── Exercise materials
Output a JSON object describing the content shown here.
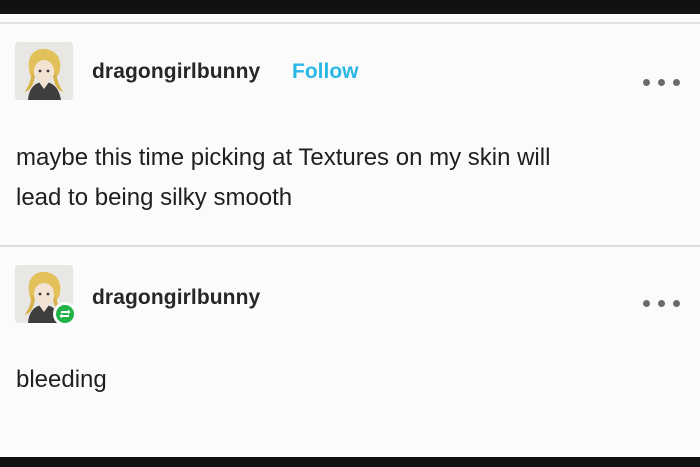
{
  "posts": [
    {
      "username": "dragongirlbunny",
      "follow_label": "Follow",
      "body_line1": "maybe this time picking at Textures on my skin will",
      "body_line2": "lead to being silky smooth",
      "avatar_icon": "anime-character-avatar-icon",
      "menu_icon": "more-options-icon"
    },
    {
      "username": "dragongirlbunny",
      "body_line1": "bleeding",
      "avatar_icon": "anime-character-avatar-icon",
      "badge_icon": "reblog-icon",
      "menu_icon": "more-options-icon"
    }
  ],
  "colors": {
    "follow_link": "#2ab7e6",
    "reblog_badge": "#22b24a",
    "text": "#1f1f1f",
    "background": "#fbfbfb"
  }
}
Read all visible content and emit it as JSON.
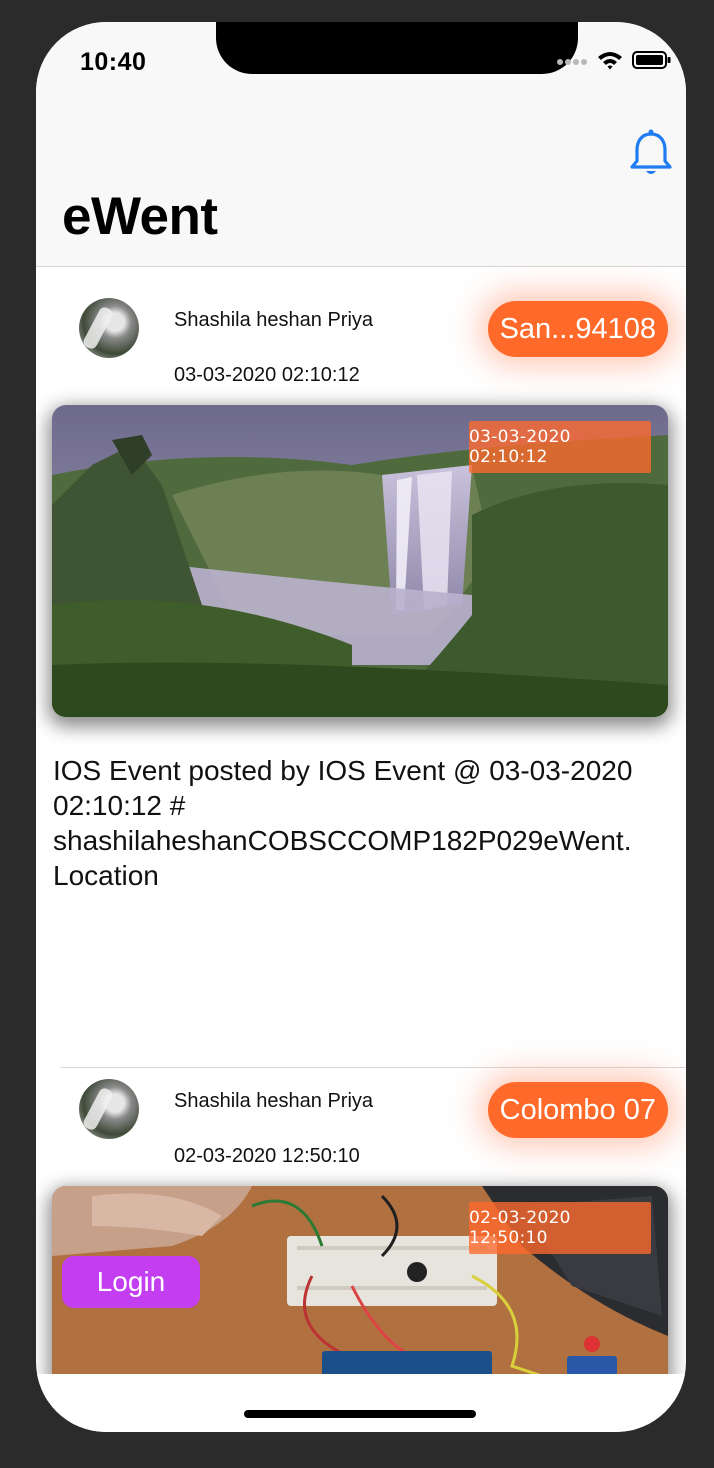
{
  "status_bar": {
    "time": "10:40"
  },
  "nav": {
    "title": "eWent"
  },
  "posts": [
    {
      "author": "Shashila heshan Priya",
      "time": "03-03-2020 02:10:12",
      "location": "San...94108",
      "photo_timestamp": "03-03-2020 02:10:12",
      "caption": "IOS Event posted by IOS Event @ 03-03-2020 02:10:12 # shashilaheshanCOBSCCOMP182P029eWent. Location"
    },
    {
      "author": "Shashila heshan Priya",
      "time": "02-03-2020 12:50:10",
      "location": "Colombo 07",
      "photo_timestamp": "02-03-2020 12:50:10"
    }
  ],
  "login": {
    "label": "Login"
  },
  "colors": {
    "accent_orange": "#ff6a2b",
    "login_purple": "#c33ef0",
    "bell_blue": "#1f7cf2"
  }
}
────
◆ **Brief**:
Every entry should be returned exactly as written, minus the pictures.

◆ **Task result**:
Output a JSON object describing the content shown here.
{
  "posts": [
    {
      "username": "dragongirlbunny",
      "follow_label": "Follow",
      "body_line1": "maybe this time picking at Textures on my skin will",
      "body_line2": "lead to being silky smooth",
      "avatar_icon": "anime-character-avatar-icon",
      "menu_icon": "more-options-icon"
    },
    {
      "username": "dragongirlbunny",
      "body_line1": "bleeding",
      "avatar_icon": "anime-character-avatar-icon",
      "badge_icon": "reblog-icon",
      "menu_icon": "more-options-icon"
    }
  ],
  "colors": {
    "follow_link": "#2ab7e6",
    "reblog_badge": "#22b24a",
    "text": "#1f1f1f",
    "background": "#fbfbfb"
  }
}
Read all visible content and emit it as JSON.
{
  "status_bar": {
    "time": "10:40"
  },
  "nav": {
    "title": "eWent"
  },
  "posts": [
    {
      "author": "Shashila heshan Priya",
      "time": "03-03-2020 02:10:12",
      "location": "San...94108",
      "photo_timestamp": "03-03-2020 02:10:12",
      "caption": "IOS Event posted by IOS Event @ 03-03-2020 02:10:12 # shashilaheshanCOBSCCOMP182P029eWent. Location"
    },
    {
      "author": "Shashila heshan Priya",
      "time": "02-03-2020 12:50:10",
      "location": "Colombo 07",
      "photo_timestamp": "02-03-2020 12:50:10"
    }
  ],
  "login": {
    "label": "Login"
  },
  "colors": {
    "accent_orange": "#ff6a2b",
    "login_purple": "#c33ef0",
    "bell_blue": "#1f7cf2"
  }
}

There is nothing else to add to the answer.